* [Task brief] In your copy of the data, omit the pictures and keep all else exactly as given.

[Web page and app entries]
↓↓↓

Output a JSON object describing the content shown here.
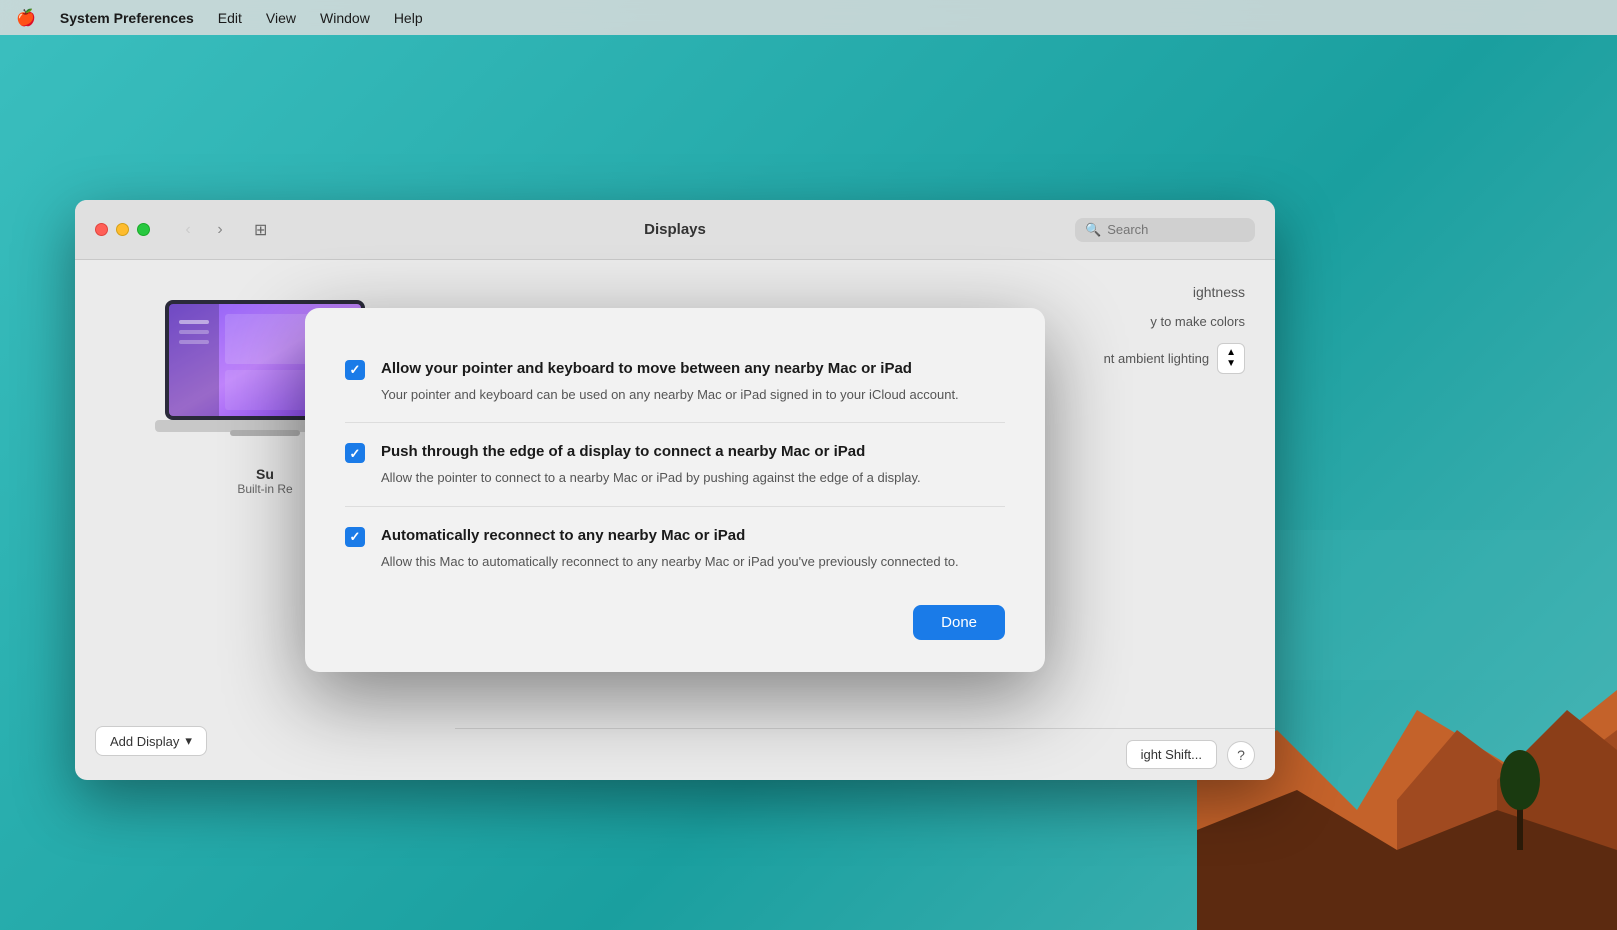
{
  "menubar": {
    "apple": "🍎",
    "app_name": "System Preferences",
    "items": [
      "Edit",
      "View",
      "Window",
      "Help"
    ]
  },
  "window": {
    "title": "Displays",
    "search_placeholder": "Search",
    "traffic_lights": {
      "close": "close",
      "minimize": "minimize",
      "maximize": "maximize"
    }
  },
  "display_panel": {
    "display_name": "Su",
    "display_sub": "Built-in Re",
    "add_display_label": "Add Display",
    "brightness_label": "ightness",
    "color_options": "y to make colors",
    "ambient_label": "nt ambient lighting",
    "night_shift_label": "ight Shift...",
    "help_label": "?"
  },
  "modal": {
    "items": [
      {
        "checked": true,
        "title": "Allow your pointer and keyboard to move between any nearby Mac or iPad",
        "description": "Your pointer and keyboard can be used on any nearby Mac or iPad signed in to your iCloud account."
      },
      {
        "checked": true,
        "title": "Push through the edge of a display to connect a nearby Mac or iPad",
        "description": "Allow the pointer to connect to a nearby Mac or iPad by pushing against the edge of a display."
      },
      {
        "checked": true,
        "title": "Automatically reconnect to any nearby Mac or iPad",
        "description": "Allow this Mac to automatically reconnect to any nearby Mac or iPad you've previously connected to."
      }
    ],
    "done_button_label": "Done"
  }
}
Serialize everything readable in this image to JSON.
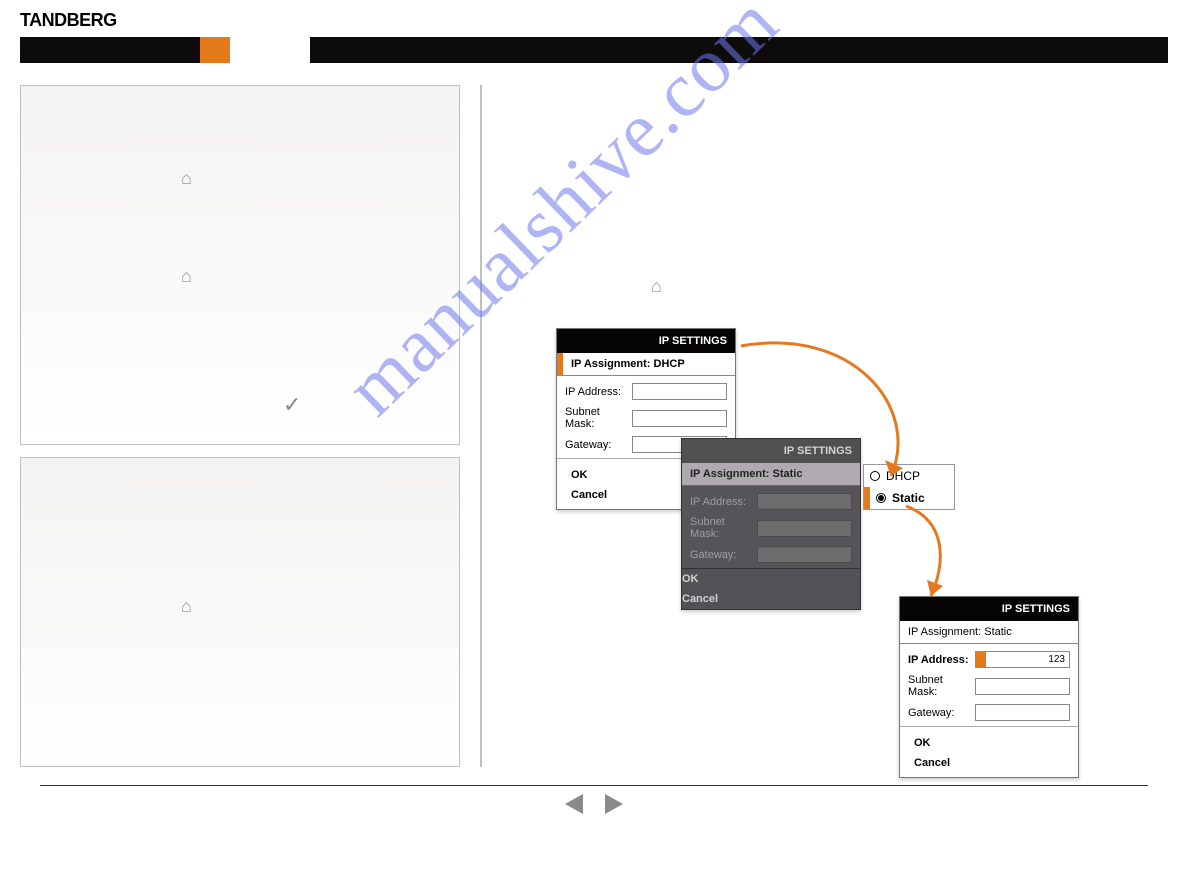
{
  "brand": "TANDBERG",
  "watermark": "manualshive.com",
  "dlg1": {
    "title": "IP SETTINGS",
    "assignment_label": "IP Assignment:",
    "assignment_value": "DHCP",
    "ip_label": "IP Address:",
    "mask_label": "Subnet Mask:",
    "gw_label": "Gateway:",
    "ok": "OK",
    "cancel": "Cancel"
  },
  "dlg2": {
    "title": "IP SETTINGS",
    "assignment_label_full": "IP Assignment: Static",
    "ip_label": "IP Address:",
    "mask_label": "Subnet Mask:",
    "gw_label": "Gateway:",
    "ok": "OK",
    "cancel": "Cancel"
  },
  "opt": {
    "dhcp": "DHCP",
    "static": "Static"
  },
  "dlg3": {
    "title": "IP SETTINGS",
    "assignment_label_full": "IP Assignment: Static",
    "ip_label": "IP Address:",
    "ip_value": "123",
    "mask_label": "Subnet Mask:",
    "gw_label": "Gateway:",
    "ok": "OK",
    "cancel": "Cancel"
  }
}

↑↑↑

* [Response to the exercise]
Output a JSON object describing the content shown here.
{
  "menubar": {
    "apple": "🍎",
    "app_name": "System Preferences",
    "items": [
      "Edit",
      "View",
      "Window",
      "Help"
    ]
  },
  "window": {
    "title": "Displays",
    "search_placeholder": "Search",
    "traffic_lights": {
      "close": "close",
      "minimize": "minimize",
      "maximize": "maximize"
    }
  },
  "display_panel": {
    "display_name": "Su",
    "display_sub": "Built-in Re",
    "add_display_label": "Add Display",
    "brightness_label": "ightness",
    "color_options": "y to make colors",
    "ambient_label": "nt ambient lighting",
    "night_shift_label": "ight Shift...",
    "help_label": "?"
  },
  "modal": {
    "items": [
      {
        "checked": true,
        "title": "Allow your pointer and keyboard to move between any nearby Mac or iPad",
        "description": "Your pointer and keyboard can be used on any nearby Mac or iPad signed in to your iCloud account."
      },
      {
        "checked": true,
        "title": "Push through the edge of a display to connect a nearby Mac or iPad",
        "description": "Allow the pointer to connect to a nearby Mac or iPad by pushing against the edge of a display."
      },
      {
        "checked": true,
        "title": "Automatically reconnect to any nearby Mac or iPad",
        "description": "Allow this Mac to automatically reconnect to any nearby Mac or iPad you've previously connected to."
      }
    ],
    "done_button_label": "Done"
  }
}
Serialize everything readable in this image to JSON.
{
  "brand": "TANDBERG",
  "watermark": "manualshive.com",
  "dlg1": {
    "title": "IP SETTINGS",
    "assignment_label": "IP Assignment:",
    "assignment_value": "DHCP",
    "ip_label": "IP Address:",
    "mask_label": "Subnet Mask:",
    "gw_label": "Gateway:",
    "ok": "OK",
    "cancel": "Cancel"
  },
  "dlg2": {
    "title": "IP SETTINGS",
    "assignment_label_full": "IP Assignment: Static",
    "ip_label": "IP Address:",
    "mask_label": "Subnet Mask:",
    "gw_label": "Gateway:",
    "ok": "OK",
    "cancel": "Cancel"
  },
  "opt": {
    "dhcp": "DHCP",
    "static": "Static"
  },
  "dlg3": {
    "title": "IP SETTINGS",
    "assignment_label_full": "IP Assignment: Static",
    "ip_label": "IP Address:",
    "ip_value": "123",
    "mask_label": "Subnet Mask:",
    "gw_label": "Gateway:",
    "ok": "OK",
    "cancel": "Cancel"
  }
}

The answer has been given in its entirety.